(ENTRIES SUPPLIED)

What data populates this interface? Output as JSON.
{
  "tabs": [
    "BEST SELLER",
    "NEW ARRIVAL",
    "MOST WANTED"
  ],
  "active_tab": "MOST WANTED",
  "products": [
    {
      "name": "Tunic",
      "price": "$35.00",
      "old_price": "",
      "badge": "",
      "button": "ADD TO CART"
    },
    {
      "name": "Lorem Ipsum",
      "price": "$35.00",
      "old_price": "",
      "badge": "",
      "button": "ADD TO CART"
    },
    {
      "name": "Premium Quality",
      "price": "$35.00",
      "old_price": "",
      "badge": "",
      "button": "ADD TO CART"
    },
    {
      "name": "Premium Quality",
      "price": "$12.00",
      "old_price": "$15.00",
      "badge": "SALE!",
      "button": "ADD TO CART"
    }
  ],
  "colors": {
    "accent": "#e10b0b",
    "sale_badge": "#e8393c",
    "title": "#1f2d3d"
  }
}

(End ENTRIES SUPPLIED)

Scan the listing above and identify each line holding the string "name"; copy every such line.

*RESPONSE BOX*:
      "name": "Tunic",
      "name": "Lorem Ipsum",
      "name": "Premium Quality",
      "name": "Premium Quality",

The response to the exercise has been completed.